Licensing Active/Passive SQL Server Configurations in the Cloud
Posted by Rob Risetto on October 20, 2016
Note: SQL Server 2019 Licensing Guide supercedes the information in this post. (Post updated 1/09/2020)
Considering a SQL Server active/passive configuration in the Cloud?
If so, be prepared to fork out more in SQL Server licensing if
deploying to shared third party server providers like Azure and AWS.
First of all you will need software assurance to be able to assign a BYO SQL Server license to a VM running on Azure or AWS, the alternative to BYOL is to sign up to VMs with SQL built into the usage price.
But the real hip pocket pain is highlighted by the Product User Rights document in the SQL Server Fail-over section that declares :-
Fail-over server rights do not apply in the case of software moved to shared third party servers under License Mobility through Software Assurance.
Clarification was sought from Microsoft and License advisors on whether Azure was indeed considered a shared third party server provider, the consistent answer from 3 sources including Microsoft is YES, Azure is considered a shared third party server provider.
You would think that Microsoft would give itself a break and provide some competitive advantage and declare that Fail-over rights would be available on Azure IaaS. But No it decided to hit customers up for full licensing costs per SQL Server deployed.
The ramifications are that Fail-over server rights don’t apply in Azure IaaS active/passive SQL Server configurations, therefore you have to license the Active and Passive servers in an Availability Group configuration. This marries with the Azure FAQ (see below) http://azure.microsoft.com/en-us/pricing/licensing-faq/
Each of the Azure Virtual Machines deployed requires licensing for SQL Server. To accomplish this, you can do the following for each virtual machine:
Obtain a SQL image from the Azure VM marketplace and pay the per-minute rate of SQL Server, or
Install or upload your own SQL Server image using the license mobility benefits under Software Assurance
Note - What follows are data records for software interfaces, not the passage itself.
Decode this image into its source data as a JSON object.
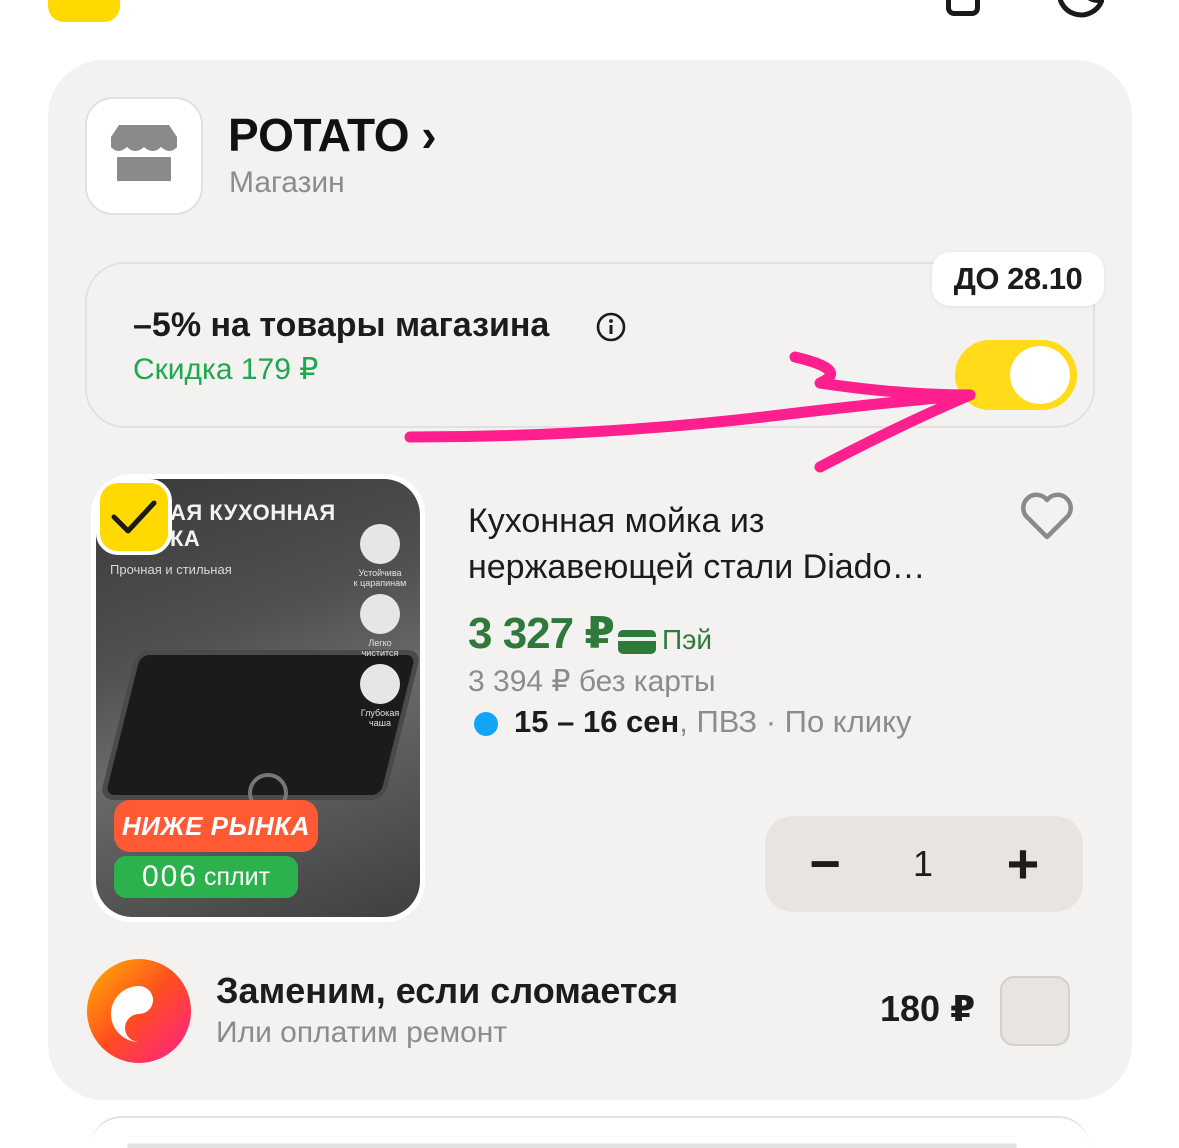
{
  "header": {
    "icons": [
      "checkbox-icon",
      "bag-icon",
      "moon-icon"
    ]
  },
  "shop": {
    "name": "POTATO ›",
    "subtitle": "Магазин",
    "logo_icon": "store-icon"
  },
  "promo": {
    "title": "–5% на товары магазина",
    "discount": "Скидка 179 ₽",
    "until": "ДО 28.10",
    "toggle_on": true,
    "toggle_color": "#ffdb1a"
  },
  "product": {
    "image_headline": "АЯ КУХОННАЯ\nКА",
    "image_subtitle": "Прочная и стильная",
    "features": [
      "Устойчива\nк царапинам",
      "Легко\nчистится",
      "Глубокая\nчаша"
    ],
    "badge_market": "НИЖЕ РЫНКА",
    "badge_split_number": "006",
    "badge_split_label": "сплит",
    "title": "Кухонная мойка из нержавеющей стали Diado…",
    "price": "3 327 ₽",
    "pay_label": "Пэй",
    "price_color": "#2f7a3a",
    "old_price": "3 394 ₽  без карты",
    "delivery_dates": "15 – 16 сен",
    "delivery_rest": ", ПВЗ · По клику",
    "quantity": "1",
    "minus_label": "−",
    "plus_label": "+",
    "selected": true
  },
  "warranty": {
    "title": "Заменим, если сломается",
    "subtitle": "Или оплатим ремонт",
    "price": "180 ₽",
    "checked": false
  }
}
On AWS you can avoid the shared third party server gotcha by deploying EC2 instances using Dedicated Tenancy and therefore the Fail-over server rights can apply and you only have to license SQL Server on the active server. The downside of Dedicated Tenancy is the $2 per hour per region cost, roughly $1440 per month plus the higher hourly rate per EC2 instance deployed.
In either case licensing SQL Server active/passive configurations on the Cloud does come at extra costs, unless you can negotiate discounts via an Enterprise Agreement or SCE agreement.